Ultimately, the decision to file separately or jointly should be based on a thorough analysis of your financial circumstances and long-term goals. By understanding when it makes sense to file separately, you can make the most of your tax situation and ensure financial stability for you and your spouse. Optima Tax Relief is the nation’s leading tax resolution firm with over a decade of experience helping taxpayers with tough tax situations. 

If You Need Tax Help, Contact Us Today for a Free Consultation 

A Newlywed’s Guide to Taxes

a newlywed's guide to taxes

If you recently got married, you might have spent a lot of time planning a ceremony, reception, or honeymoon. As a newlywed, have you considered how your new life change will affect your taxes this year? Here are some things you should keep in mind when filing your taxes. 

Name and Address Change 

Before we get to the obvious changes like filing status, one of your first actions should be to report your name change to the Social Security Administration (SSA) if necessary. The name on your tax return must match the one on file with the SSA or else it can cause delays in processing your return or refund. You’ll also want to make sure you update the IRS and USPS of a change in address if paper mail is your preference for correspondence or refund payment.  

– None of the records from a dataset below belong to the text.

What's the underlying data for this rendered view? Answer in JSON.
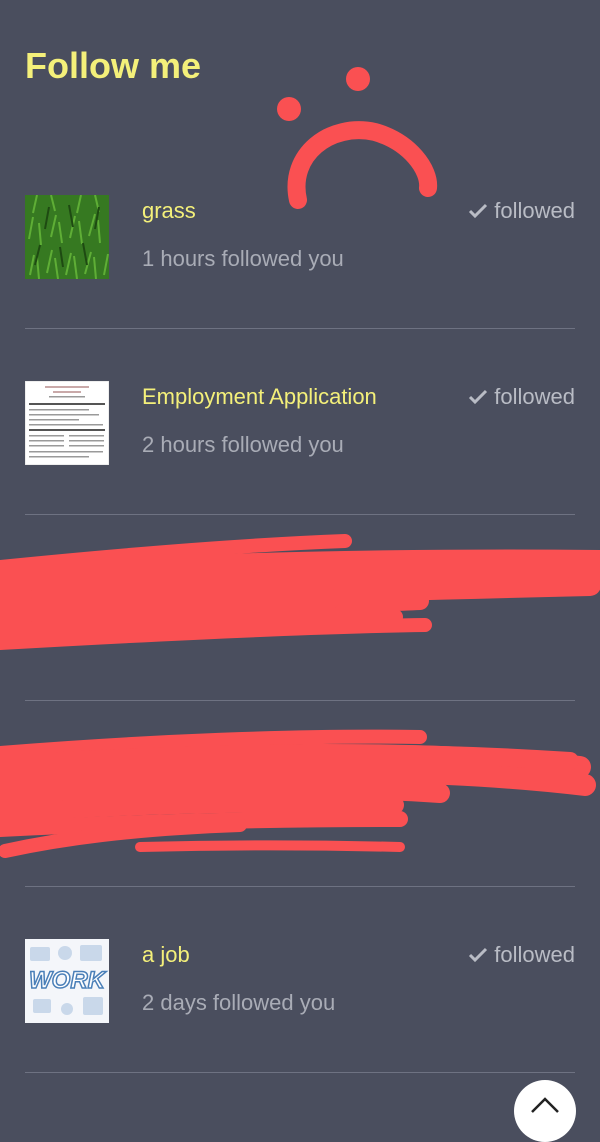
{
  "page": {
    "title": "Follow me"
  },
  "followers": [
    {
      "name": "grass",
      "time": "1 hours followed you",
      "status": "followed",
      "thumb_icon": "grass-image"
    },
    {
      "name": "Employment Application",
      "time": "2 hours followed you",
      "status": "followed",
      "thumb_icon": "document-image"
    },
    {
      "redacted": true
    },
    {
      "redacted": true
    },
    {
      "name": "a job",
      "time": "2 days followed you",
      "status": "followed",
      "thumb_icon": "work-image"
    }
  ],
  "icons": {
    "status_check": "check-icon",
    "scroll_top": "chevron-up-icon",
    "doodle": "sad-face-doodle"
  },
  "colors": {
    "background": "#4a4e5e",
    "accent_yellow": "#f4f07a",
    "muted_text": "#a9acb6",
    "divider": "#6e7282",
    "redaction_red": "#fa5052"
  }
}
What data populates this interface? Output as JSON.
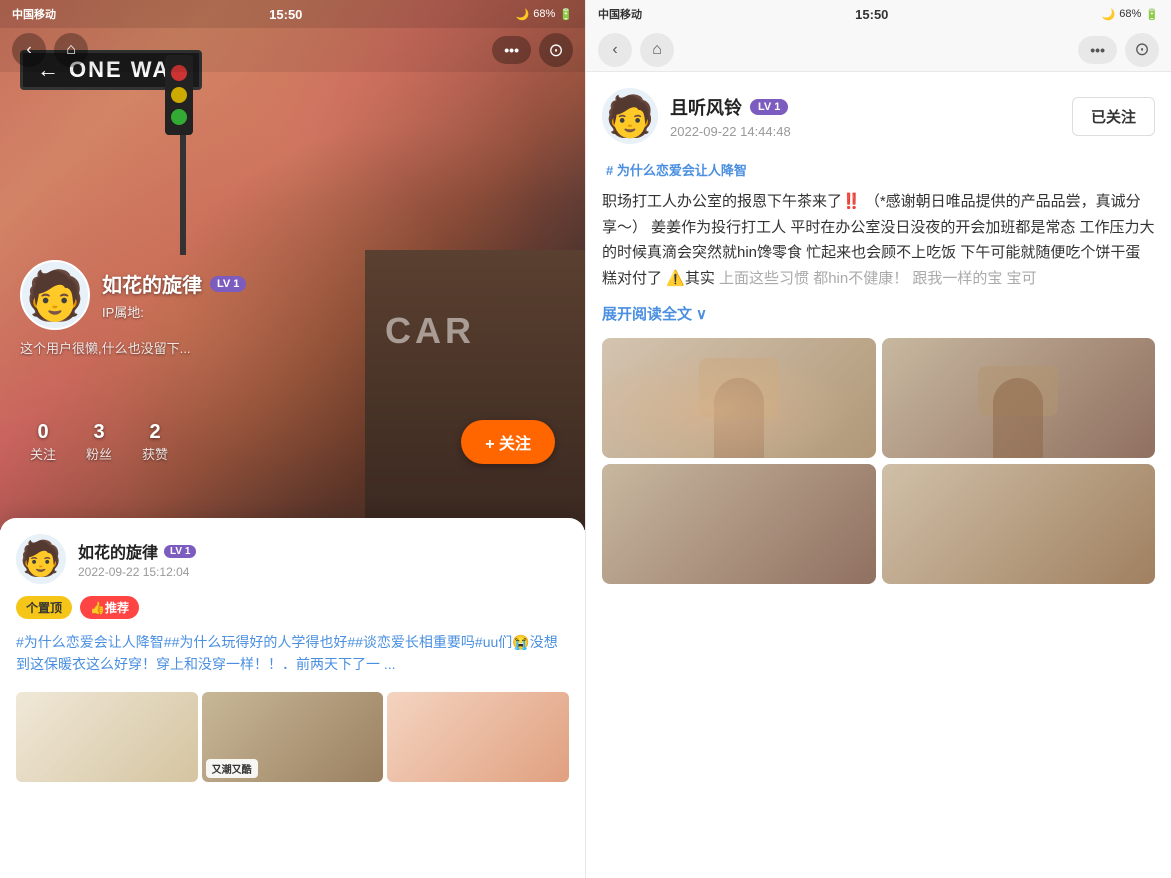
{
  "left": {
    "status_bar": {
      "carrier": "中国移动",
      "time": "15:50",
      "battery": "68%"
    },
    "nav": {
      "back_label": "‹",
      "home_label": "⌂",
      "dots_label": "•••",
      "record_label": "⊙"
    },
    "profile": {
      "name": "如花的旋律",
      "lv_badge": "LV 1",
      "ip_label": "IP属地:",
      "bio": "这个用户很懒,什么也没留下...",
      "avatar_emoji": "🧑"
    },
    "stats": [
      {
        "num": "0",
        "label": "关注"
      },
      {
        "num": "3",
        "label": "粉丝"
      },
      {
        "num": "2",
        "label": "获赞"
      }
    ],
    "follow_btn": "+ 关注",
    "street_sign": "ONE WAY",
    "post": {
      "name": "如花的旋律",
      "lv_badge": "LV 1",
      "time": "2022-09-22 15:12:04",
      "pin_badge": "个置顶",
      "rec_badge": "👍推荐",
      "content": "#为什么恋爱会让人降智##为什么玩得好的人学得也好##谈恋爱长相重要吗#uu们😭没想到这保暖衣这么好穿！穿上和没穿一样！！．前两天下了一 ..."
    }
  },
  "right": {
    "status_bar": {
      "carrier": "中国移动",
      "time": "15:50",
      "battery": "68%"
    },
    "nav": {
      "back_label": "‹",
      "home_label": "⌂",
      "dots_label": "•••",
      "record_label": "⊙"
    },
    "post": {
      "name": "且听风铃",
      "lv_badge": "LV 1",
      "time": "2022-09-22 14:44:48",
      "follow_btn": "已关注",
      "topic": "# 为什么恋爱会让人降智",
      "title": "",
      "body": "职场打工人办公室的报恩下午茶来了‼️  （*感谢朝日唯品提供的产品品尝，真诚分享～）   姜姜作为投行打工人  平时在办公室没日没夜的开会加班都是常态  工作压力大的时候真滴会突然就hin馋零食  忙起来也会顾不上吃饭  下午可能就随便吃个饼干蛋糕对付了  ⚠️其实",
      "faded_text": "上面这些习惯 都hin不健康！  跟我一样的宝 宝可",
      "expand_label": "展开阅读全文",
      "expand_icon": "∨"
    }
  }
}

While adjusting your tax withholding with your employer is not necessary, it can help avoid any overpayment or underpayment in taxes throughout the year. You can use the IRS Online Withholding Calculator to find out how much you should withhold. Once you determine the best option for you and your spouse, you should submit a new FormW-4 to your employer. 

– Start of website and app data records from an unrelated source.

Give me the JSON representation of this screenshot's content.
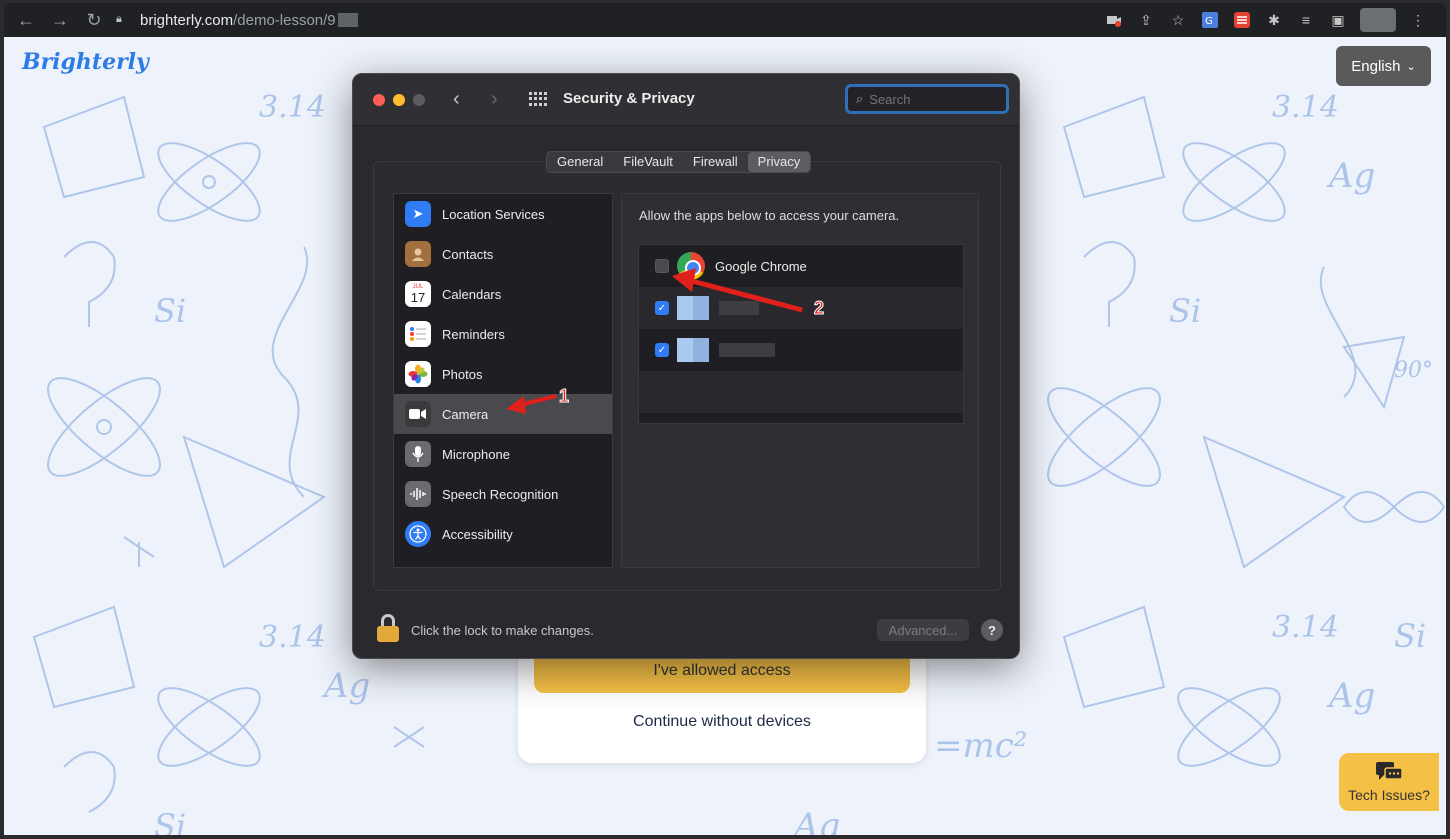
{
  "browser": {
    "url_host": "brighterly.com",
    "url_path": "/demo-lesson/9"
  },
  "page": {
    "logo": "Brighterly",
    "language_button": "English",
    "allowed_button": "I've allowed access",
    "continue_button": "Continue without devices",
    "tech_issues_button": "Tech Issues?"
  },
  "dialog": {
    "title": "Security & Privacy",
    "search_placeholder": "Search",
    "tabs": [
      "General",
      "FileVault",
      "Firewall",
      "Privacy"
    ],
    "active_tab": "Privacy",
    "sidebar": [
      {
        "label": "Location Services",
        "icon": "location-arrow-icon",
        "color": "#2f7cf6"
      },
      {
        "label": "Contacts",
        "icon": "contacts-book-icon",
        "color": "#a1703c"
      },
      {
        "label": "Calendars",
        "icon": "calendar-icon",
        "color": "#ffffff"
      },
      {
        "label": "Reminders",
        "icon": "reminders-list-icon",
        "color": "#ffffff"
      },
      {
        "label": "Photos",
        "icon": "photos-flower-icon",
        "color": "#ffffff"
      },
      {
        "label": "Camera",
        "icon": "camera-icon",
        "color": "#3a3a3c"
      },
      {
        "label": "Microphone",
        "icon": "microphone-icon",
        "color": "#6b6b6f"
      },
      {
        "label": "Speech Recognition",
        "icon": "waveform-icon",
        "color": "#6b6b6f"
      },
      {
        "label": "Accessibility",
        "icon": "accessibility-icon",
        "color": "#2f7cf6"
      }
    ],
    "selected_item": "Camera",
    "calendar_month": "JUL",
    "calendar_day": "17",
    "panel_description": "Allow the apps below to access your camera.",
    "apps": [
      {
        "name": "Google Chrome",
        "checked": false
      },
      {
        "name": "",
        "checked": true
      },
      {
        "name": "",
        "checked": true
      }
    ],
    "footer_text": "Click the lock to make changes.",
    "advanced_button": "Advanced...",
    "help_button": "?"
  },
  "annotations": {
    "marker_1": "1",
    "marker_2": "2"
  }
}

Tax Bracket 

Getting married could change your tax bracket if you file together since your income is combined with your new spouse’s. Here are the tax brackets for the 2022 tax year: 

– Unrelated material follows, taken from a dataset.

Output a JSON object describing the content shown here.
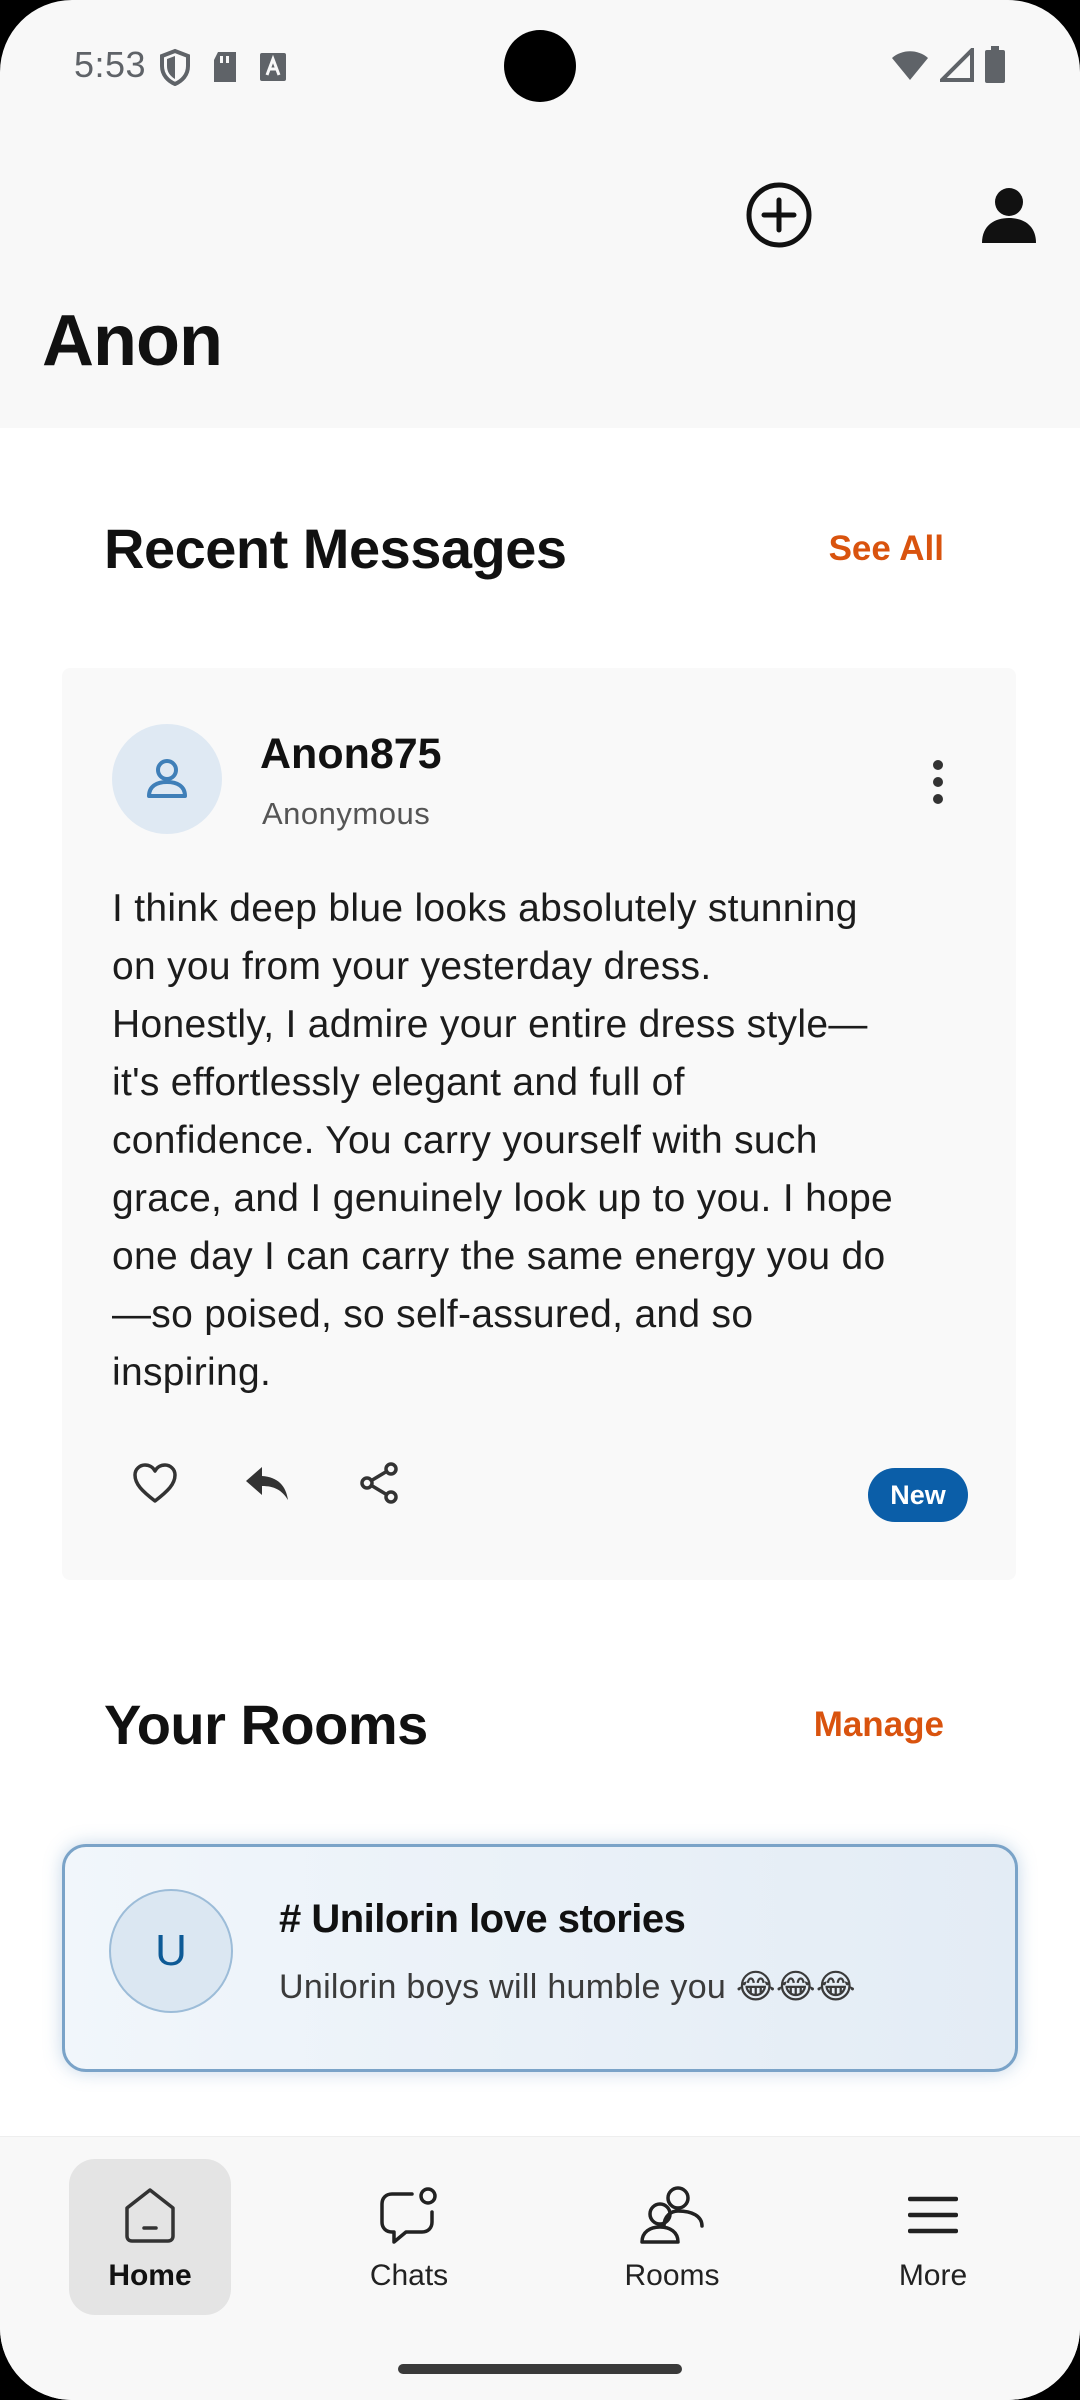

Tax Rate  Married Filing Jointly  Married Filing Separately 
10%  $0 -$20,550  $0 – $10,275 
12%  $20,551 – $83,550  $10,276 – $41,775 
22%  $83,551 – $178,150  $41,776 – $89,075 
24%  $178,151 – $340,100  $89,076 – $170,050 
32%  $340,101 – $431,900  $170,151 – $215,950 
35%  $431,901 – $647,850  $215,951 – $323,925 
37%  $647,851 or more  $323,926 or more 

Filing Status 

You might be used to filing single each tax season, but as a newlywed that will no longer be an option. You’ll either file married filing jointly or married filing separately. Most couples will opt for a joint return as it opens access to more tax breaks and sometimes a better tax rate. Every situation is different, so your best bet may be to prepare your tax return both ways to see which has a better outcome.  

Standard Deduction 

Married couples filing jointly can claim one of the largest standard deductions at $25,900 if you are both 65 and under. If you file separately, you can only claim the $12,950 standard deduction. You should note that if one spouse opts to itemize, both of you must itemize, so you should determine which method would result in a lower taxable income. 

Tax Credits and Deductions 

As mentioned, filing separately eliminates eligibility for some tax credits. For example, couples married filing separately may not claim the Earned Income Tax Credit (EITC) or education credits like the American Opportunity Credit or Lifetime Learning Credit. They might be able to claim the Child and Dependent Care Credit if they meet certain requirements. They also cannot deduct student loan interest. On the other hand, married couples filing jointly have extra tax perks to look forward to. For example, if you are not working you cannot contribute to an IRA account if you are single, but you can if you are married and use your spouse’s income. You can also take advantage of flexible spending accounts (FSAs) and lower health care expenses. You can consult with a tax preparer for more tax breaks. 

Tax Help for Newlyweds 

Taxes are sure to be the furthest thing from your mind after getting married, but it’s critical to remember that as long as you are legally married by December 31st, the IRS considers you to be married for the full tax year. The sudden change in rules may be intimidating and brand new to you, but there are always experts who are ready to help. If you need tax help, contact Optima Tax Relief at 800-536-0734 for a free consultation.